> What you are asked to do
Please set out each line below exactly as it stands, without the images.

> Source data
○ ○ ○ ○ ○ ○ ○

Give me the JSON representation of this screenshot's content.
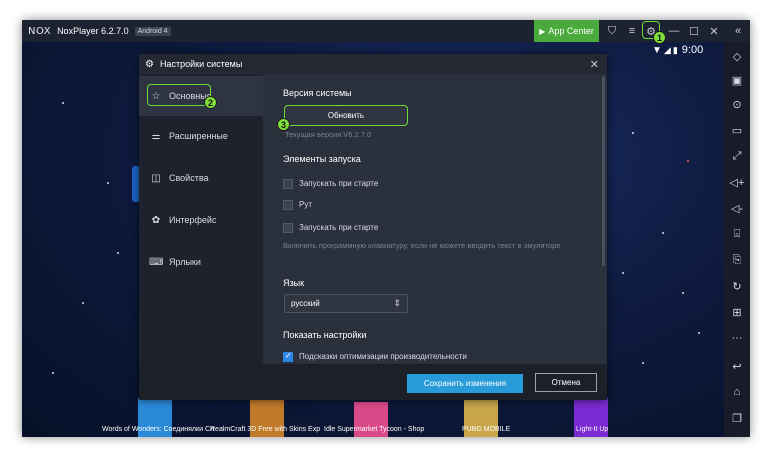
{
  "titlebar": {
    "logo": "NOX",
    "version_label": "NoxPlayer 6.2.7.0",
    "android_badge": "Android 4",
    "app_center_label": "App Center"
  },
  "statusbar": {
    "time": "9:00"
  },
  "annotations": {
    "badge1": "1",
    "badge2": "2",
    "badge3": "3"
  },
  "dialog": {
    "title": "Настройки системы",
    "nav": [
      {
        "label": "Основные",
        "icon": "star-icon"
      },
      {
        "label": "Расширенные",
        "icon": "sliders-icon"
      },
      {
        "label": "Свойства",
        "icon": "book-icon"
      },
      {
        "label": "Интерфейс",
        "icon": "palette-icon"
      },
      {
        "label": "Ярлыки",
        "icon": "keyboard-icon"
      }
    ],
    "content": {
      "system_version_title": "Версия системы",
      "update_label": "Обновить",
      "current_version": "Текущая версия:V6.2.7.0",
      "launch_items_title": "Элементы запуска",
      "checkboxes": [
        {
          "label": "Запускать при старте",
          "checked": false
        },
        {
          "label": "Рут",
          "checked": false
        },
        {
          "label": "Запускать при старте",
          "checked": false
        }
      ],
      "keyboard_hint": "Включить программную клавиатуру, если не можете вводить текст в эмуляторе",
      "language_title": "Язык",
      "language_value": "русский",
      "show_settings_title": "Показать настройки",
      "optimization_hint": {
        "label": "Подсказки оптимизации производительности",
        "checked": true
      }
    },
    "save_label": "Сохранить изменения",
    "cancel_label": "Отмена"
  },
  "apps": [
    "Words of Wonders: Соединялки Сл",
    "RealmCraft 3D Free with Skins Exp",
    "Idle Supermarket Tycoon - Shop",
    "PUBG MOBILE",
    "Light-It Up"
  ],
  "colors": {
    "highlight_green": "#6cdc34",
    "app_center": "#4aaa3c",
    "save_button": "#2a9bd9",
    "dialog_bg": "#232833"
  }
}
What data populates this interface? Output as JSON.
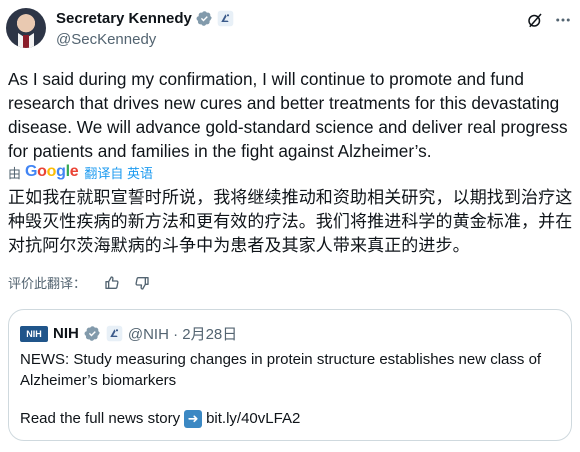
{
  "author": {
    "name": "Secretary Kennedy",
    "handle": "@SecKennedy"
  },
  "tweet": {
    "text": "As I said during my confirmation, I will continue to promote and fund research that drives new cures and better treatments for this devastating disease. We will advance gold-standard science and deliver real progress for patients and families in the fight against Alzheimer’s."
  },
  "translation": {
    "by_label": "由",
    "provider": "Google",
    "translated_from": "翻译自 英语",
    "text": "正如我在就职宣誓时所说，我将继续推动和资助相关研究，以期找到治疗这种毁灭性疾病的新方法和更有效的疗法。我们将推进科学的黄金标准，并在对抗阿尔茨海默病的斗争中为患者及其家人带来真正的进步。",
    "rate_label": "评价此翻译："
  },
  "quote": {
    "logo_text": "NIH",
    "name": "NIH",
    "meta": "@NIH · 2月28日",
    "body": "NEWS: Study measuring changes in protein structure establishes new class of Alzheimer’s biomarkers",
    "link_prefix": "Read the full news story",
    "link": "bit.ly/40vLFA2"
  },
  "colors": {
    "text": "#0f1419",
    "secondary": "#536471",
    "verified_blue": "#1d9bf0",
    "gov_gray": "#829aab",
    "border": "#cfd9de"
  },
  "icons": [
    "verified-badge-icon",
    "government-badge-icon",
    "grok-icon",
    "more-icon",
    "thumbs-up-icon",
    "thumbs-down-icon",
    "right-arrow-emoji-icon"
  ]
}
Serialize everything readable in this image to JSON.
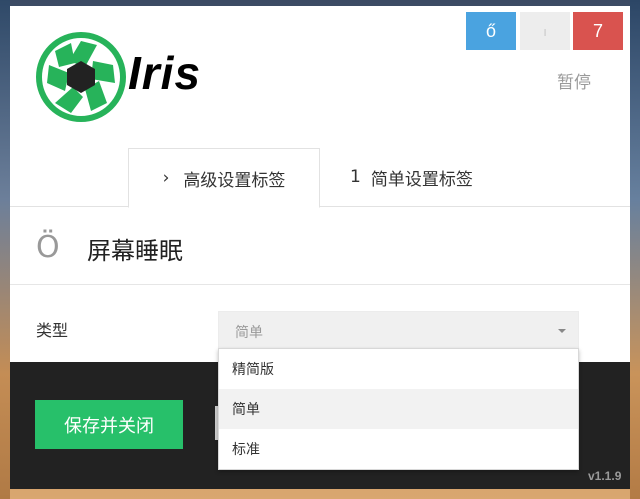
{
  "app": {
    "logo_text": "Iris",
    "version": "v1.1.9"
  },
  "top_buttons": [
    {
      "label": "ő",
      "color": "#4aa3e0"
    },
    {
      "label": "ı",
      "color": "#ededed"
    },
    {
      "label": "7",
      "color": "#d9534f"
    }
  ],
  "pause_label": "暂停",
  "tabs": [
    {
      "icon_text": "›",
      "label": "高级设置标签",
      "active": true
    },
    {
      "icon_text": "1",
      "label": "简单设置标签",
      "active": false
    }
  ],
  "section": {
    "icon_text": "Ö",
    "title": "屏幕睡眠"
  },
  "type_field": {
    "label": "类型",
    "selected": "简单",
    "options": [
      "精简版",
      "简单",
      "标准"
    ],
    "highlighted_option": "简单"
  },
  "footer": {
    "save_label": "保存并关闭",
    "accent": "#27c06a"
  },
  "icons": {
    "logo": "aperture-logo-icon",
    "caret": "caret-down-icon"
  }
}
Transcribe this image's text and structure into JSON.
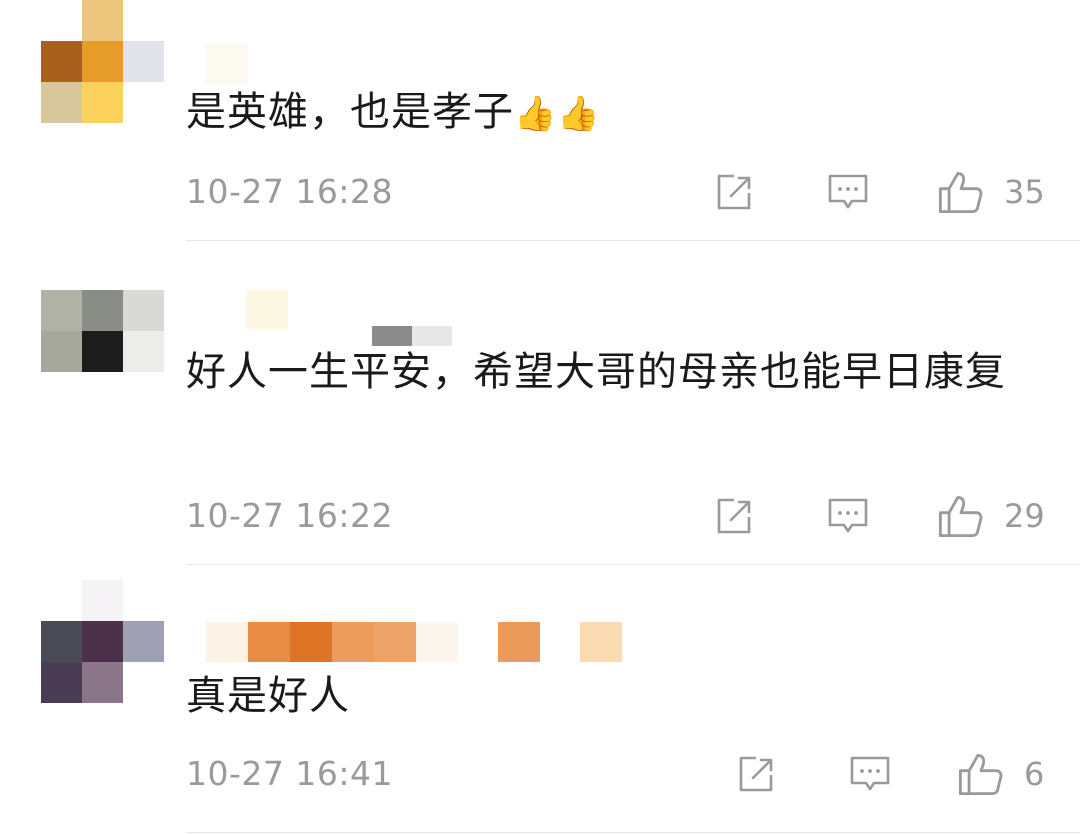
{
  "comments": [
    {
      "text": "是英雄，也是孝子",
      "emoji": "👍👍",
      "time": "10-27 16:28",
      "likes": "35"
    },
    {
      "text": "好人一生平安，希望大哥的母亲也能早日康复",
      "time": "10-27 16:22",
      "likes": "29"
    },
    {
      "text": "真是好人",
      "time": "10-27 16:41",
      "likes": "6"
    }
  ],
  "icons": {
    "share": "share-icon",
    "reply": "reply-icon",
    "like": "like-icon"
  },
  "colors": {
    "text": "#1a1a1a",
    "meta": "#9a9a9a",
    "divider": "#e6e6e6"
  }
}
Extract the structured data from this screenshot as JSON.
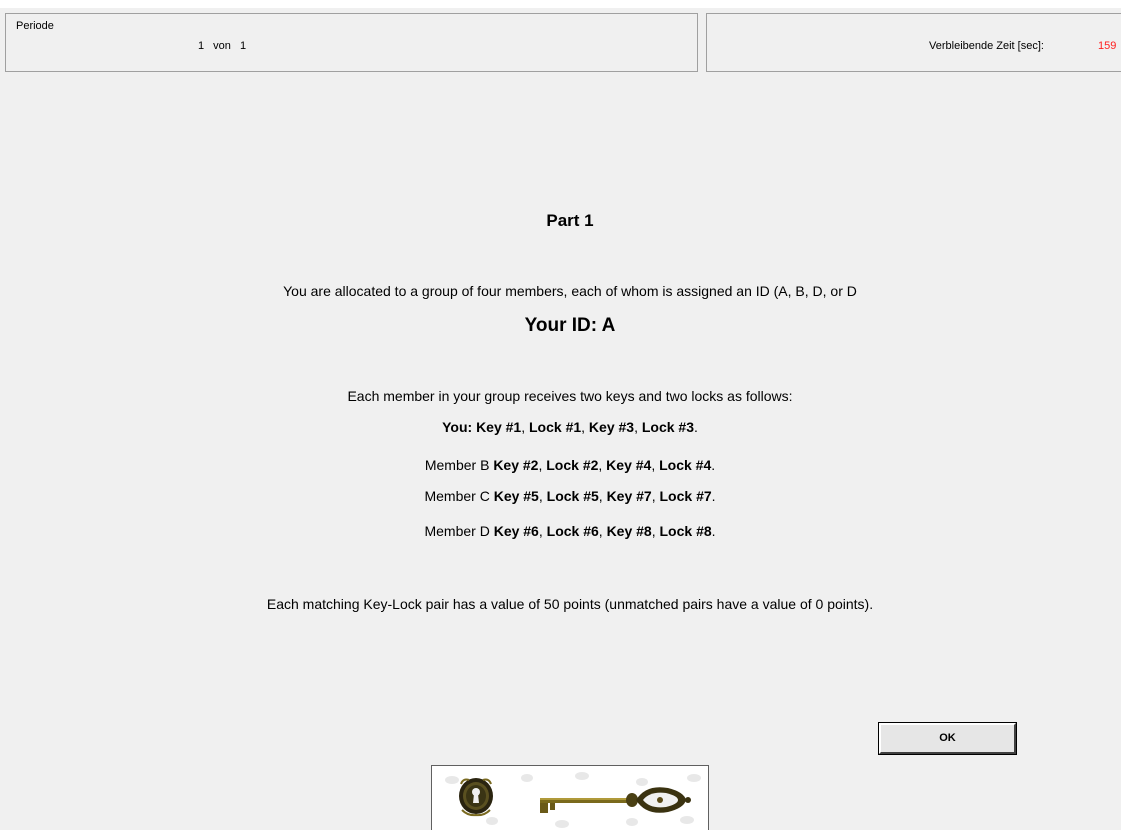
{
  "header": {
    "period_legend": "Periode",
    "period_value": "1 von 1",
    "time_label": "Verbleibende Zeit [sec]:",
    "time_value": "159",
    "time_color": "#ff2020"
  },
  "main": {
    "title": "Part 1",
    "intro": "You are allocated to a group of four members, each of whom is assigned an ID (A, B, D, or D",
    "your_id": "Your ID: A",
    "keys_intro": "Each member in your group receives two keys and two locks as follows:",
    "members": [
      {
        "prefix": "You: ",
        "key1": "Key #1",
        "lock1": "Lock #1",
        "key2": "Key #3",
        "lock2": "Lock #3",
        "sep": ", ",
        "end": "."
      },
      {
        "prefix": "Member B ",
        "key1": "Key #2",
        "lock1": "Lock #2",
        "key2": "Key #4",
        "lock2": "Lock #4",
        "sep": ", ",
        "end": "."
      },
      {
        "prefix": "Member C ",
        "key1": "Key #5",
        "lock1": "Lock #5",
        "key2": "Key #7",
        "lock2": "Lock #7",
        "sep": ", ",
        "end": "."
      },
      {
        "prefix": "Member D ",
        "key1": "Key #6",
        "lock1": "Lock #6",
        "key2": "Key #8",
        "lock2": "Lock #8",
        "sep": ", ",
        "end": "."
      }
    ],
    "value_note": "Each matching Key-Lock pair has a value of 50 points (unmatched pairs have a value of 0 points).",
    "ok_label": "OK",
    "image_icons": [
      "keyhole-lock-icon",
      "antique-key-icon"
    ]
  }
}
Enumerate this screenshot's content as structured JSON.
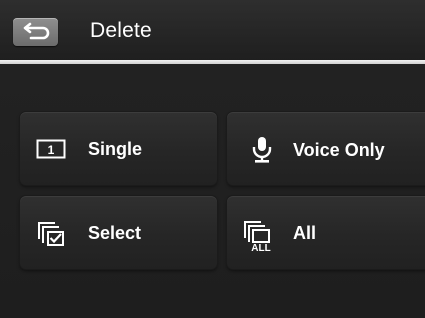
{
  "header": {
    "title": "Delete",
    "back_icon": "back-arrow-icon"
  },
  "options": {
    "single": {
      "label": "Single",
      "icon": "single-frame-icon",
      "icon_text": "1"
    },
    "voice_only": {
      "label": "Voice Only",
      "icon": "microphone-icon"
    },
    "select": {
      "label": "Select",
      "icon": "select-check-icon"
    },
    "all": {
      "label": "All",
      "icon": "all-frames-icon",
      "icon_text": "ALL"
    }
  },
  "colors": {
    "background": "#262626",
    "divider": "#f4f4f4",
    "text": "#ffffff",
    "back_button": "#8f8f8f"
  }
}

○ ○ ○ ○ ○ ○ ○

> Exercise output
Give me the JSON representation of this screenshot's content.
{
  "titlebar": {
    "logo": "NOX",
    "version_label": "NoxPlayer 6.2.7.0",
    "android_badge": "Android 4",
    "app_center_label": "App Center"
  },
  "statusbar": {
    "time": "9:00"
  },
  "annotations": {
    "badge1": "1",
    "badge2": "2",
    "badge3": "3"
  },
  "dialog": {
    "title": "Настройки системы",
    "nav": [
      {
        "label": "Основные",
        "icon": "star-icon"
      },
      {
        "label": "Расширенные",
        "icon": "sliders-icon"
      },
      {
        "label": "Свойства",
        "icon": "book-icon"
      },
      {
        "label": "Интерфейс",
        "icon": "palette-icon"
      },
      {
        "label": "Ярлыки",
        "icon": "keyboard-icon"
      }
    ],
    "content": {
      "system_version_title": "Версия системы",
      "update_label": "Обновить",
      "current_version": "Текущая версия:V6.2.7.0",
      "launch_items_title": "Элементы запуска",
      "checkboxes": [
        {
          "label": "Запускать при старте",
          "checked": false
        },
        {
          "label": "Рут",
          "checked": false
        },
        {
          "label": "Запускать при старте",
          "checked": false
        }
      ],
      "keyboard_hint": "Включить программную клавиатуру, если не можете вводить текст в эмуляторе",
      "language_title": "Язык",
      "language_value": "русский",
      "show_settings_title": "Показать настройки",
      "optimization_hint": {
        "label": "Подсказки оптимизации производительности",
        "checked": true
      }
    },
    "save_label": "Сохранить изменения",
    "cancel_label": "Отмена"
  },
  "apps": [
    "Words of Wonders: Соединялки Сл",
    "RealmCraft 3D Free with Skins Exp",
    "Idle Supermarket Tycoon - Shop",
    "PUBG MOBILE",
    "Light-It Up"
  ],
  "colors": {
    "highlight_green": "#6cdc34",
    "app_center": "#4aaa3c",
    "save_button": "#2a9bd9",
    "dialog_bg": "#232833"
  }
}
What data populates this interface? Output as JSON.
{
  "author": {
    "name": "Secretary Kennedy",
    "handle": "@SecKennedy"
  },
  "tweet": {
    "text": "As I said during my confirmation, I will continue to promote and fund research that drives new cures and better treatments for this devastating disease. We will advance gold-standard science and deliver real progress for patients and families in the fight against Alzheimer’s."
  },
  "translation": {
    "by_label": "由",
    "provider": "Google",
    "translated_from": "翻译自 英语",
    "text": "正如我在就职宣誓时所说，我将继续推动和资助相关研究，以期找到治疗这种毁灭性疾病的新方法和更有效的疗法。我们将推进科学的黄金标准，并在对抗阿尔茨海默病的斗争中为患者及其家人带来真正的进步。",
    "rate_label": "评价此翻译："
  },
  "quote": {
    "logo_text": "NIH",
    "name": "NIH",
    "meta": "@NIH · 2月28日",
    "body": "NEWS: Study measuring changes in protein structure establishes new class of Alzheimer’s biomarkers",
    "link_prefix": "Read the full news story",
    "link": "bit.ly/40vLFA2"
  },
  "colors": {
    "text": "#0f1419",
    "secondary": "#536471",
    "verified_blue": "#1d9bf0",
    "gov_gray": "#829aab",
    "border": "#cfd9de"
  },
  "icons": [
    "verified-badge-icon",
    "government-badge-icon",
    "grok-icon",
    "more-icon",
    "thumbs-up-icon",
    "thumbs-down-icon",
    "right-arrow-emoji-icon"
  ]
}
Serialize everything readable in this image to JSON.
{
  "app": {
    "logo_text": "Iris",
    "version": "v1.1.9"
  },
  "top_buttons": [
    {
      "label": "ő",
      "color": "#4aa3e0"
    },
    {
      "label": "ı",
      "color": "#ededed"
    },
    {
      "label": "7",
      "color": "#d9534f"
    }
  ],
  "pause_label": "暂停",
  "tabs": [
    {
      "icon_text": "›",
      "label": "高级设置标签",
      "active": true
    },
    {
      "icon_text": "1",
      "label": "简单设置标签",
      "active": false
    }
  ],
  "section": {
    "icon_text": "Ö",
    "title": "屏幕睡眠"
  },
  "type_field": {
    "label": "类型",
    "selected": "简单",
    "options": [
      "精简版",
      "简单",
      "标准"
    ],
    "highlighted_option": "简单"
  },
  "footer": {
    "save_label": "保存并关闭",
    "accent": "#27c06a"
  },
  "icons": {
    "logo": "aperture-logo-icon",
    "caret": "caret-down-icon"
  }
}
Transcribe this image's text and structure into JSON.
{
  "comments": [
    {
      "text": "是英雄，也是孝子",
      "emoji": "👍👍",
      "time": "10-27 16:28",
      "likes": "35"
    },
    {
      "text": "好人一生平安，希望大哥的母亲也能早日康复",
      "time": "10-27 16:22",
      "likes": "29"
    },
    {
      "text": "真是好人",
      "time": "10-27 16:41",
      "likes": "6"
    }
  ],
  "icons": {
    "share": "share-icon",
    "reply": "reply-icon",
    "like": "like-icon"
  },
  "colors": {
    "text": "#1a1a1a",
    "meta": "#9a9a9a",
    "divider": "#e6e6e6"
  }
}
Extract the structured data from this screenshot as JSON.
{
  "header": {
    "period_legend": "Periode",
    "period_value": "1 von 1",
    "time_label": "Verbleibende Zeit [sec]:",
    "time_value": "159",
    "time_color": "#ff2020"
  },
  "main": {
    "title": "Part 1",
    "intro": "You are allocated to a group of four members, each of whom is assigned an ID (A, B, D, or D",
    "your_id": "Your ID: A",
    "keys_intro": "Each member in your group receives two keys and two locks as follows:",
    "members": [
      {
        "prefix": "You: ",
        "key1": "Key #1",
        "lock1": "Lock #1",
        "key2": "Key #3",
        "lock2": "Lock #3",
        "sep": ", ",
        "end": "."
      },
      {
        "prefix": "Member B ",
        "key1": "Key #2",
        "lock1": "Lock #2",
        "key2": "Key #4",
        "lock2": "Lock #4",
        "sep": ", ",
        "end": "."
      },
      {
        "prefix": "Member C ",
        "key1": "Key #5",
        "lock1": "Lock #5",
        "key2": "Key #7",
        "lock2": "Lock #7",
        "sep": ", ",
        "end": "."
      },
      {
        "prefix": "Member D ",
        "key1": "Key #6",
        "lock1": "Lock #6",
        "key2": "Key #8",
        "lock2": "Lock #8",
        "sep": ", ",
        "end": "."
      }
    ],
    "value_note": "Each matching Key-Lock pair has a value of 50 points (unmatched pairs have a value of 0 points).",
    "ok_label": "OK",
    "image_icons": [
      "keyhole-lock-icon",
      "antique-key-icon"
    ]
  }
}
Enumerate this screenshot's content as structured JSON.
{
  "header": {
    "title": "Delete",
    "back_icon": "back-arrow-icon"
  },
  "options": {
    "single": {
      "label": "Single",
      "icon": "single-frame-icon",
      "icon_text": "1"
    },
    "voice_only": {
      "label": "Voice Only",
      "icon": "microphone-icon"
    },
    "select": {
      "label": "Select",
      "icon": "select-check-icon"
    },
    "all": {
      "label": "All",
      "icon": "all-frames-icon",
      "icon_text": "ALL"
    }
  },
  "colors": {
    "background": "#262626",
    "divider": "#f4f4f4",
    "text": "#ffffff",
    "back_button": "#8f8f8f"
  }
}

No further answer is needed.